Waters points out that Murduagh looked clients and his staff/partners in the eye for over a decade and lied so easily that he couldn’t even remember the specific conversations. Waters says he is doing the same to the jury, and it is up to them to decide whether they believe it.

Nobody knew Murdaugh, according to Waters. He points out that even some of Murdaugh’s closest friends who testified said they didn’t really know him.

Waters again says that the pressures on Murdaugh were unbearable and were reaching a crescendo the day Maggie and Paul were murdered. After that, the pressures were temporarily relieved. He says Murdaugh used the reprieve to stay one step ahead.

Waters says the jury must consider the unique circumstances of this one particular man who has proved that he will do anything to keep the hamster wheel going.

He moves on to discuss Murdaugh’s opioid addiction. He recalls Murdaugh saying that when he was in withdrawal, he would do anything to make the symptoms go away.

Waters asks the jury to use common sense. Murdaugh told them he was taking 1,000mg per day. He asks if that sounds survivable. He says Murdaugh sat on the stand, looked the jury in the eye, and lied to them several times.

Waters calls into question Murdaugh’s claims of paranoia. He says the jury can judge for themselves from the bodycam videos whether he seemed paranoid in his interviews with law enforcement.

He again introduces the theory that Murdaugh killed Maggie and Paul because they were “watching him like a hawk” in June of 2021 after finding his pills in May.

12:00 p.m. – Court is in session. Counsel has a private discussion with Judge Newman before the jury is brought in.

11:15 a.m. – The court has provided answers to some questions regarding jury deliberations.

There has been no decision yet as to whether the jury will be sequestered.

Deliberations could go as long as necessary. The jury will deliberate through the weekend if necessary.

The longer the deliberations go, the more notice will be given prior to the verdict.

9:00 a.m. – The jury left the Colleton County Courthouse around 9:10 a.m. and began the roughly 30-minute trip to Moselle.

A small media pool was allowed to visit the property, trailing behind the jurors.

According to the pool report, some of the deputies escorting the jury to Moselle were some of the state’s witnesses, including Colleton County Sheriff’s Office Deputy Laura Rutland.

Sergeant Daniel Greene, another state witness, is escorting Attorney General Alan Wilson.

Defense attorneys Dick Harpootlian and Margaret Fox are there as well.

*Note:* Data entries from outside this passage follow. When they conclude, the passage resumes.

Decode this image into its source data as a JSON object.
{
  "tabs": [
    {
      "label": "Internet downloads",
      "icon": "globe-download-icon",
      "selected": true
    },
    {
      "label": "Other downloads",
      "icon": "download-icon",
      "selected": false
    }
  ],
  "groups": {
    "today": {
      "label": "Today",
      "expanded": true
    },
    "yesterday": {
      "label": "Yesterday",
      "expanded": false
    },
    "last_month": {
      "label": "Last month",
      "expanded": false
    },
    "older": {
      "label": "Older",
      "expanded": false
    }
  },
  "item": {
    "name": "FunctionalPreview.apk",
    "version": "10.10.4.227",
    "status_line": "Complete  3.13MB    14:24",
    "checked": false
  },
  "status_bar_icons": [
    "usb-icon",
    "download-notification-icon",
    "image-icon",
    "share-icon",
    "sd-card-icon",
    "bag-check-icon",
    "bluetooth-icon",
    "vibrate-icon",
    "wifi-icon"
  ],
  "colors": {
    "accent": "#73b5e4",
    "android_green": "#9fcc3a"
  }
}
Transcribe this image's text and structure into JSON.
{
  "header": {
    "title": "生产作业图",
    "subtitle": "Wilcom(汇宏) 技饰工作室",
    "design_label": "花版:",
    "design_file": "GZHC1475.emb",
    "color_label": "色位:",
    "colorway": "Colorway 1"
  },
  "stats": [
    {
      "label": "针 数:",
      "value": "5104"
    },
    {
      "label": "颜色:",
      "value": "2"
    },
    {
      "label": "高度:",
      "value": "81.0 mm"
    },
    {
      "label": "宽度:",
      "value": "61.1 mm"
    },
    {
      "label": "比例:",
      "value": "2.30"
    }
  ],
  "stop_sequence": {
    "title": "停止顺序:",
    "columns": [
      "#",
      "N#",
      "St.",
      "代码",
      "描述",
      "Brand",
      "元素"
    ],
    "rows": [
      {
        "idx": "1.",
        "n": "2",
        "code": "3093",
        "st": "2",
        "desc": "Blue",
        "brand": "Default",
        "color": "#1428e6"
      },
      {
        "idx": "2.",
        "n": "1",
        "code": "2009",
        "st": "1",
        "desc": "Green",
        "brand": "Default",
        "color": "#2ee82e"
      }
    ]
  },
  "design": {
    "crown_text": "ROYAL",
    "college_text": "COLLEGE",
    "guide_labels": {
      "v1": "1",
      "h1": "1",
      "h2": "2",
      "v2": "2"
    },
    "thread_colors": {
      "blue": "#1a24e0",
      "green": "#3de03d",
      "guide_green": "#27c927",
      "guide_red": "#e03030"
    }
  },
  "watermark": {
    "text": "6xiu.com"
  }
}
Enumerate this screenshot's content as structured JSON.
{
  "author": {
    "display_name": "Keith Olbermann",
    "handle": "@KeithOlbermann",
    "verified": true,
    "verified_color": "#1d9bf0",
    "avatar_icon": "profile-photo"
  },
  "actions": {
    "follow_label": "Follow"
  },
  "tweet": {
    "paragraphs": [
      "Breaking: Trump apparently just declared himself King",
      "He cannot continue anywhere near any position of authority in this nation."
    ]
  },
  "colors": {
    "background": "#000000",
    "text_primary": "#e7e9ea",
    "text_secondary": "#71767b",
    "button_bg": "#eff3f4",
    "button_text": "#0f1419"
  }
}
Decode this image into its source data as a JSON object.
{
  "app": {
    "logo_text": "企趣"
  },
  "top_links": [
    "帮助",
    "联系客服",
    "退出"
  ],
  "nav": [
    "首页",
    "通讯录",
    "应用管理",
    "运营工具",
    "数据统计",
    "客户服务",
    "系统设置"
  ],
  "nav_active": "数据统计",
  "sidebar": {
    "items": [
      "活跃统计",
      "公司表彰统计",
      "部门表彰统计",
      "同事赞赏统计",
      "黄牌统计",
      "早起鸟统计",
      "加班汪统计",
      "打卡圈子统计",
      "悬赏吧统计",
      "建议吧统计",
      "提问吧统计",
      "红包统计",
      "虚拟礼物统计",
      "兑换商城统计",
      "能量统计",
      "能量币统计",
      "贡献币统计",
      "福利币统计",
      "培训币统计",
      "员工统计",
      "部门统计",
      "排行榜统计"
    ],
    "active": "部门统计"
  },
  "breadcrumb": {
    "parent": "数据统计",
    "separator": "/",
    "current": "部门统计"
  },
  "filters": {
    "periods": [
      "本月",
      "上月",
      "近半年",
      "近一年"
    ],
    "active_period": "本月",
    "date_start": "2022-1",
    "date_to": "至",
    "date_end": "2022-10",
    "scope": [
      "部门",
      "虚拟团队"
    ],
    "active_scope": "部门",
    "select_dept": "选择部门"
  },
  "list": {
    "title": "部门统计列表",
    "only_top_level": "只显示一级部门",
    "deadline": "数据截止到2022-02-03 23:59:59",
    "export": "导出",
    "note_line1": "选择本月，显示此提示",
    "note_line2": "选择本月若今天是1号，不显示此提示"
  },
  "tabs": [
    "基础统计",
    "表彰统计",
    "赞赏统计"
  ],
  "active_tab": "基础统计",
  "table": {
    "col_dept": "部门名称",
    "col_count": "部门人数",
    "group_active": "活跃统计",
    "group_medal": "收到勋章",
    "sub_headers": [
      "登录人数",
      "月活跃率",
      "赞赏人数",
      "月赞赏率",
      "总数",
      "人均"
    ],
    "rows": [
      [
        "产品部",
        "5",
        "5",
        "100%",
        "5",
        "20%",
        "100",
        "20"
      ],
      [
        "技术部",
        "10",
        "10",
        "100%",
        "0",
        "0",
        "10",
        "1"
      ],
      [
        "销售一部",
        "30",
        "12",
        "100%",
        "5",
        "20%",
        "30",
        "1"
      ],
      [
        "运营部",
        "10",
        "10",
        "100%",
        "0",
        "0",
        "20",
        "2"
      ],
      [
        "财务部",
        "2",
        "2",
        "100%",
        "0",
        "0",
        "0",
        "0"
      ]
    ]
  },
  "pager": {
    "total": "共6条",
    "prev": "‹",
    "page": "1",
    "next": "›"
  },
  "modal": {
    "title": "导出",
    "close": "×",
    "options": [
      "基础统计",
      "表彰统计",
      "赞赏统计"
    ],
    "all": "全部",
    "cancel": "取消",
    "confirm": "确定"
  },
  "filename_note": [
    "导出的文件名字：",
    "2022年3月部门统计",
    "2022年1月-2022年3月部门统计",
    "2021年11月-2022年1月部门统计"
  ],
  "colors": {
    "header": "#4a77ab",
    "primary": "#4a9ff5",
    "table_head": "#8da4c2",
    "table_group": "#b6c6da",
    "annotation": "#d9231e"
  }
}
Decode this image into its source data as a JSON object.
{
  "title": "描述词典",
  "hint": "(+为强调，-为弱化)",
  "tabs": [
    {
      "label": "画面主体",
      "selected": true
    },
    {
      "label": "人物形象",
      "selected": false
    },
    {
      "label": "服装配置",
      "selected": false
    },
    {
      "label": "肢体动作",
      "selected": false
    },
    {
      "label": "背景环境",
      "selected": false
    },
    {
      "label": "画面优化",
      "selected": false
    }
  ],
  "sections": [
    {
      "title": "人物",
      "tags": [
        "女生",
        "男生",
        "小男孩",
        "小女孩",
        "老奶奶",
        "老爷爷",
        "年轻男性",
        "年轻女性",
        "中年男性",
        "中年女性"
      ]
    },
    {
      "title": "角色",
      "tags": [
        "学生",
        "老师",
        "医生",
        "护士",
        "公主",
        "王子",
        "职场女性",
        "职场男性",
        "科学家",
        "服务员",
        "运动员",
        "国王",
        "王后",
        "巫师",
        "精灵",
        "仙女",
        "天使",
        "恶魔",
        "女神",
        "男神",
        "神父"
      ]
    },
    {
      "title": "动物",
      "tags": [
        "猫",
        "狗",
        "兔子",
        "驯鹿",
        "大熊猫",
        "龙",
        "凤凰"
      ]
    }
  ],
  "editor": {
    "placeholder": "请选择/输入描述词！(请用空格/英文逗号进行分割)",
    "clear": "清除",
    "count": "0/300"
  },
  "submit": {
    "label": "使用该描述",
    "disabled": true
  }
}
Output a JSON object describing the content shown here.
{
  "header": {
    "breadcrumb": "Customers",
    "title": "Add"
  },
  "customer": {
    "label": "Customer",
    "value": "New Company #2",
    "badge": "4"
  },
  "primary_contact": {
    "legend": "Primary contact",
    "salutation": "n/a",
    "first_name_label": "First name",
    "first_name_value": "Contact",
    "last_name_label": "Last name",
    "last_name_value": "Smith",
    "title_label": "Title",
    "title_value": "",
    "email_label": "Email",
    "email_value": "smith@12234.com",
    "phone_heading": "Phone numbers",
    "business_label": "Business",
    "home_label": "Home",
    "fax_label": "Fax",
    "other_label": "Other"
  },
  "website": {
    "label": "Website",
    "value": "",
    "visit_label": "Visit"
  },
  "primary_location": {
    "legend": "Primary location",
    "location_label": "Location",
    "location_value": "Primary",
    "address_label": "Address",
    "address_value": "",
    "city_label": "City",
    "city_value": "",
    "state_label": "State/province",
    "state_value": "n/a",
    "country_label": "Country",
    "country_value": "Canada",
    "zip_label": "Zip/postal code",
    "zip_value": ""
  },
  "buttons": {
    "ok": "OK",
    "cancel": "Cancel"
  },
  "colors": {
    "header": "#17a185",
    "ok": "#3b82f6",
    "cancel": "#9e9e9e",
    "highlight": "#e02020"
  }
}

Jim Griffin stayed behind to prepare closing arguments.

Judge Newman is with the jurors. He is the only person they are allowed to speak to during the visit.

The entrance to Moselle was guarded by deputies, but the road was not blocked off as Harpootlian had previously suggested. Several media outlets were parked along the side of Moselle Road.

The jury left Moselle around 10:30 a.m.

STAY CONNECTED: Receive news alerts from this trial and watch it on the go with the NEWS 2 APP (download it here). You can also subscribe to daily emails for the latest news on this trial.